WORK REQUEST: With every line kept intact, print the entries that appear below.

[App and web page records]
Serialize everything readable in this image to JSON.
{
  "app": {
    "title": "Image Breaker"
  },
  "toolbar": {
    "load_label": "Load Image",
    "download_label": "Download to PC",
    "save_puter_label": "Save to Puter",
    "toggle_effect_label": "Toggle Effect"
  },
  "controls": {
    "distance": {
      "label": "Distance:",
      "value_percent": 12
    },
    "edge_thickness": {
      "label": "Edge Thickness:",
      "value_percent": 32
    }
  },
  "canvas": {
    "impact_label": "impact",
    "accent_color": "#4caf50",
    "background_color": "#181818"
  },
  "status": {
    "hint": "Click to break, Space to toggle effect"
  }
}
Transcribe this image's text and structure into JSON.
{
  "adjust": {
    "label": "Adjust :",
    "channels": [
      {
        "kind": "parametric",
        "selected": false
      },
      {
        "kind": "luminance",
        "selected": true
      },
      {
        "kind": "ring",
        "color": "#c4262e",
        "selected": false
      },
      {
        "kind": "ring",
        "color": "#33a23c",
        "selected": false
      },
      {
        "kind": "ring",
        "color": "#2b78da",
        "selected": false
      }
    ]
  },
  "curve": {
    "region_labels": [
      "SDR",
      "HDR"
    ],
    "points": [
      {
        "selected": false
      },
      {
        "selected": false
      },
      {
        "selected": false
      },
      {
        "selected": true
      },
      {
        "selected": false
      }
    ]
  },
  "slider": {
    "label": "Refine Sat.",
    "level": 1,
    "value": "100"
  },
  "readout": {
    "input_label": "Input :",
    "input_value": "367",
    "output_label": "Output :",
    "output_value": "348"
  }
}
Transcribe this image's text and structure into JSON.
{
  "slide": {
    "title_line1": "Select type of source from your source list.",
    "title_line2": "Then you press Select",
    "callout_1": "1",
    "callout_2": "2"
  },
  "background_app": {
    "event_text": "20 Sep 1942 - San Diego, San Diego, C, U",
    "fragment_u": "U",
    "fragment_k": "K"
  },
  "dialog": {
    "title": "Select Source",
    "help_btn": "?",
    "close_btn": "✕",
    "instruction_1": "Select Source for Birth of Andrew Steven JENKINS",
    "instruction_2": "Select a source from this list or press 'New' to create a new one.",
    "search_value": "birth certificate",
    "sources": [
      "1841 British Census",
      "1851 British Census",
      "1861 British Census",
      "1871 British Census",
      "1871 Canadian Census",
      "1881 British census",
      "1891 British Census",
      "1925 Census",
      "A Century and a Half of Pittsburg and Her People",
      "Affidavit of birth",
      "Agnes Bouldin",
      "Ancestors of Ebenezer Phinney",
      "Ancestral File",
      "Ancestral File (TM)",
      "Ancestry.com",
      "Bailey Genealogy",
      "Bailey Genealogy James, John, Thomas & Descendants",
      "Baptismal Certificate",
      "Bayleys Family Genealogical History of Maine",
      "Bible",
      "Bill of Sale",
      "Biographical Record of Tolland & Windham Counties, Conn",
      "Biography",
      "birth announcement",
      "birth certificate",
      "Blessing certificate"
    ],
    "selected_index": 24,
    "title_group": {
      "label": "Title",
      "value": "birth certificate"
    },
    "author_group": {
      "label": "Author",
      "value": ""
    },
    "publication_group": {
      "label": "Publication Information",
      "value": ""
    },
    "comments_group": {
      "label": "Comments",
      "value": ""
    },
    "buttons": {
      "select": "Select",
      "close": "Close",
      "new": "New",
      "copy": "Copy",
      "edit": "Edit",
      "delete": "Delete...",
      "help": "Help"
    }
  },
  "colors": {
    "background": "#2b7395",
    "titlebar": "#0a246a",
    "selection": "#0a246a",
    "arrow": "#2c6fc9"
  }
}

ANSWER SPACE:
Serialize everything readable in this image to JSON.
{
  "app": {
    "title": "Image Breaker"
  },
  "toolbar": {
    "load_label": "Load Image",
    "download_label": "Download to PC",
    "save_puter_label": "Save to Puter",
    "toggle_effect_label": "Toggle Effect"
  },
  "controls": {
    "distance": {
      "label": "Distance:",
      "value_percent": 12
    },
    "edge_thickness": {
      "label": "Edge Thickness:",
      "value_percent": 32
    }
  },
  "canvas": {
    "impact_label": "impact",
    "accent_color": "#4caf50",
    "background_color": "#181818"
  },
  "status": {
    "hint": "Click to break, Space to toggle effect"
  }
}
Transcribe this image's text and structure into JSON.
{
  "adjust": {
    "label": "Adjust :",
    "channels": [
      {
        "kind": "parametric",
        "selected": false
      },
      {
        "kind": "luminance",
        "selected": true
      },
      {
        "kind": "ring",
        "color": "#c4262e",
        "selected": false
      },
      {
        "kind": "ring",
        "color": "#33a23c",
        "selected": false
      },
      {
        "kind": "ring",
        "color": "#2b78da",
        "selected": false
      }
    ]
  },
  "curve": {
    "region_labels": [
      "SDR",
      "HDR"
    ],
    "points": [
      {
        "selected": false
      },
      {
        "selected": false
      },
      {
        "selected": false
      },
      {
        "selected": true
      },
      {
        "selected": false
      }
    ]
  },
  "slider": {
    "label": "Refine Sat.",
    "level": 1,
    "value": "100"
  },
  "readout": {
    "input_label": "Input :",
    "input_value": "367",
    "output_label": "Output :",
    "output_value": "348"
  }
}
Transcribe this image's text and structure into JSON.
{
  "slide": {
    "title_line1": "Select type of source from your source list.",
    "title_line2": "Then you press Select",
    "callout_1": "1",
    "callout_2": "2"
  },
  "background_app": {
    "event_text": "20 Sep 1942 - San Diego, San Diego, C, U",
    "fragment_u": "U",
    "fragment_k": "K"
  },
  "dialog": {
    "title": "Select Source",
    "help_btn": "?",
    "close_btn": "✕",
    "instruction_1": "Select Source for Birth of Andrew Steven JENKINS",
    "instruction_2": "Select a source from this list or press 'New' to create a new one.",
    "search_value": "birth certificate",
    "sources": [
      "1841 British Census",
      "1851 British Census",
      "1861 British Census",
      "1871 British Census",
      "1871 Canadian Census",
      "1881 British census",
      "1891 British Census",
      "1925 Census",
      "A Century and a Half of Pittsburg and Her People",
      "Affidavit of birth",
      "Agnes Bouldin",
      "Ancestors of Ebenezer Phinney",
      "Ancestral File",
      "Ancestral File (TM)",
      "Ancestry.com",
      "Bailey Genealogy",
      "Bailey Genealogy James, John, Thomas & Descendants",
      "Baptismal Certificate",
      "Bayleys Family Genealogical History of Maine",
      "Bible",
      "Bill of Sale",
      "Biographical Record of Tolland & Windham Counties, Conn",
      "Biography",
      "birth announcement",
      "birth certificate",
      "Blessing certificate"
    ],
    "selected_index": 24,
    "title_group": {
      "label": "Title",
      "value": "birth certificate"
    },
    "author_group": {
      "label": "Author",
      "value": ""
    },
    "publication_group": {
      "label": "Publication Information",
      "value": ""
    },
    "comments_group": {
      "label": "Comments",
      "value": ""
    },
    "buttons": {
      "select": "Select",
      "close": "Close",
      "new": "New",
      "copy": "Copy",
      "edit": "Edit",
      "delete": "Delete...",
      "help": "Help"
    }
  },
  "colors": {
    "background": "#2b7395",
    "titlebar": "#0a246a",
    "selection": "#0a246a",
    "arrow": "#2c6fc9"
  }
}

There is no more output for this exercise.